Help me stop the Sale and use of SPRAY SUNBLOCK!!! DO NOT USE SPRAY SUNBLOCK! We used DG version of coppertone 70 spf. This is what happened to my 9yr old son Hunter. We applied 45 min before Sun exposed an reapplied every 30- 1 hr. He has 3rd degree burn an had to go to children's burn clinic today where they done a procedure that removed all burnt an dead skin then applied medicine an bandage him up. He can't be in the sun till we go back to Dr in 1 wk. He can't take the bandage off nor get it wet. The Dr said healing process could take up to a month. I never thought it would happen to us. I've read about it an see more people trying to ban this since it has happened to us. Yeah it's convenient, yeah it's easy to Apply, there's no mess, but from now on we will be using the LOTION SUNBLOCK. so please keep us in your prayers as we go through the devastating accident. When you have to listen to your child scream in pain from them pulling his skin off is the most painful thing to see an experience!

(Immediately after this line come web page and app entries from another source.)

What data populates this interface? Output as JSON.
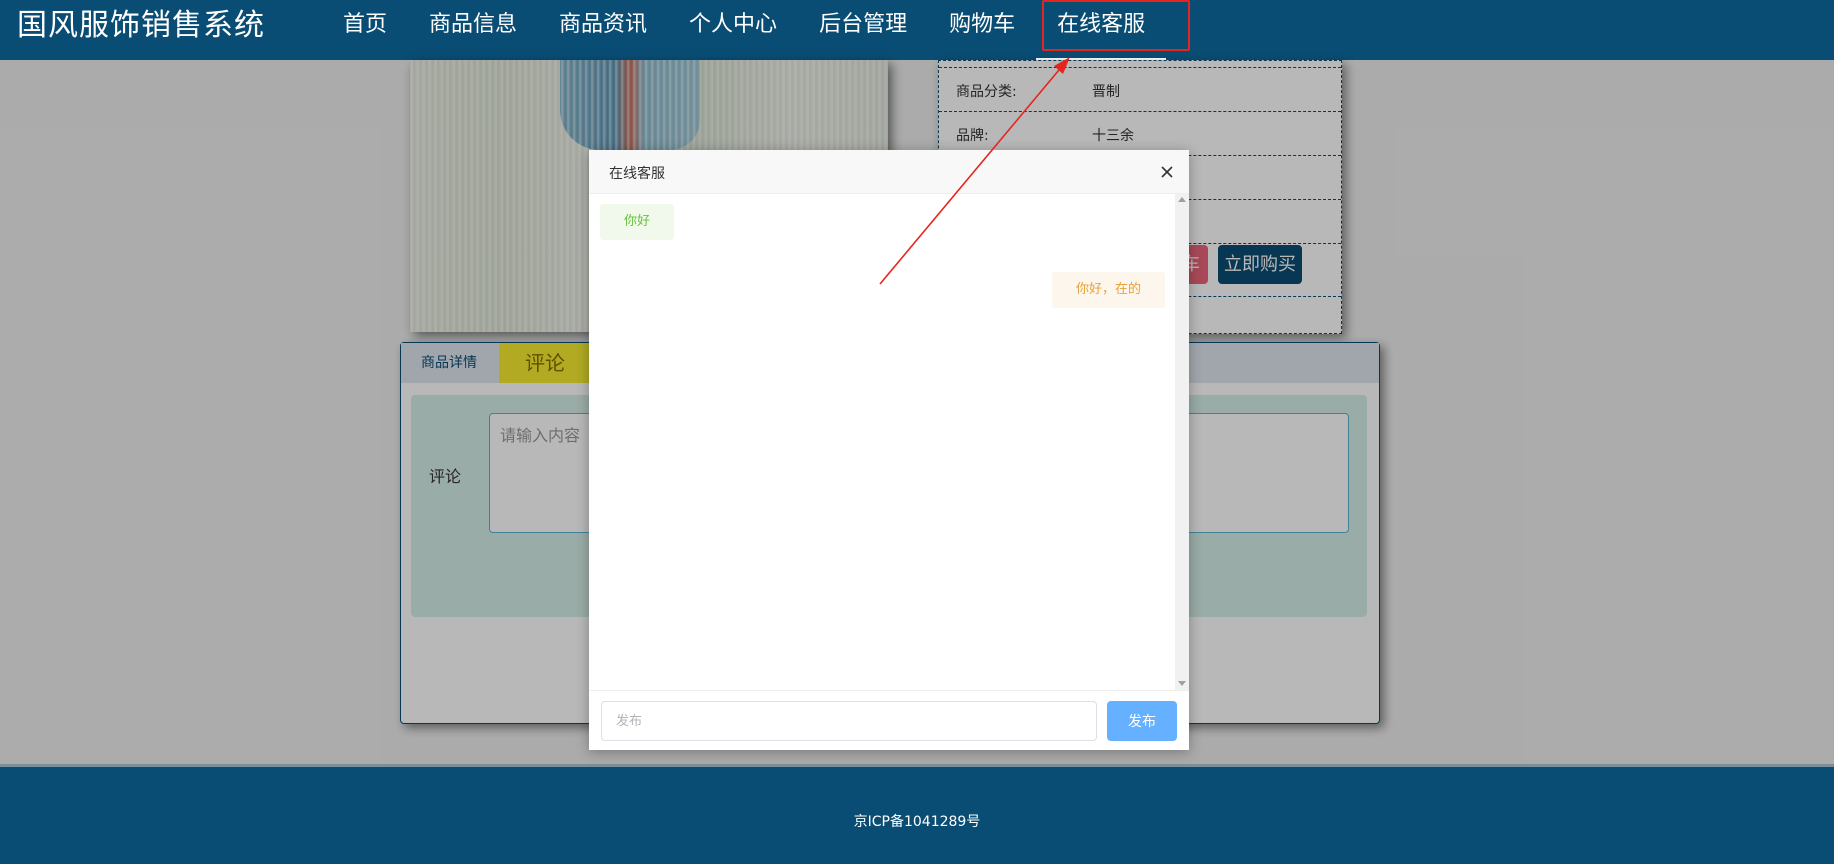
{
  "app": {
    "brand": "国风服饰销售系统"
  },
  "nav": {
    "items": [
      {
        "label": "首页"
      },
      {
        "label": "商品信息"
      },
      {
        "label": "商品资讯"
      },
      {
        "label": "个人中心"
      },
      {
        "label": "后台管理"
      },
      {
        "label": "购物车"
      },
      {
        "label": "在线客服"
      }
    ]
  },
  "product": {
    "rows": [
      {
        "label": "商品分类:",
        "value": "晋制"
      },
      {
        "label": "品牌:",
        "value": "十三余"
      }
    ],
    "cart_button_partial": "车",
    "buy_button": "立即购买"
  },
  "tabs": {
    "detail": "商品详情",
    "comment": "评论",
    "comment_label": "评论",
    "comment_placeholder": "请输入内容"
  },
  "chat_modal": {
    "title": "在线客服",
    "messages": [
      {
        "side": "left",
        "text": "你好"
      },
      {
        "side": "right",
        "text": "你好，在的"
      }
    ],
    "input_placeholder": "发布",
    "send_button": "发布"
  },
  "footer": {
    "icp": "京ICP备1041289号"
  },
  "colors": {
    "primary": "#0a4d74",
    "highlight_border": "#e5261f",
    "send_button": "#66b1ff",
    "user_message_bg": "#f0f9eb",
    "user_message_text": "#67c23a",
    "service_message_bg": "#fdf6ec",
    "service_message_text": "#e6a23c"
  }
}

However, as many skeptics have noted, the exposed areas of child's skin seen in the photograph seem to exhibit at most a mild to moderate case of sunburn, not a third-degree sunburn (which involves severely red to purplish skin discoloration and blistered skin). No explanation was offered to explain how or why the child might have suffered "third-degree" sunburn only to the bandaged area of his chest and no other portion of his body.
As well, it's extremely unlikely that the described medical procedure — a doctor "removed all burnt and dead skin then applied medicine and bandaged him up," then sent the child home with instructions to stay out of the sun and return in one week — is one that would have been applied to a case of third-degree sunburn rather than a lesser form of sunburn. Possibly the mother who wrote this account mistakenly inverted the nomenclature of burn severity and believed first-degree burns were worse than third-degree burns, rather than vice-versa.
The Dollar General chain of variety stores has not yet commented on this Facebook warning. However, DG has not issued a recall for the product, and we've found no other reports that this brand of sunblock failed to an extent that resulted in third-degree sunburns.
Although third-degree sunburns are rare, Consumer Reports published an article in 2014 outlining precautions to take when using spray-on sunblock — including the advice that such products should not be used on children "unless you have no other product available":
- Don’t use sprays on children, unless you have no other product available. In that case, spray the sunscreen onto your hands and rub it on. As with all sunscreens, be especially careful on the face, avoiding the eyes and mouth.
- Adults can still use sprays — but don’t spray your face. Instead, spray on your hands and rub it on, making sure to avoid your eyes and mouth. And try to avoid inhaling it.
- Make sure you apply enough. Our tests have found that sprays can work well when used properly—but it is harder to make sure that you apply enough, especially when it’s windy. We recommend spraying as much as can be evenly applied, and then repeating, just to be safe. On windy days, you might want to spray the sunscreen on your hands and rub it on — or just choose one of our recommended lotions instead.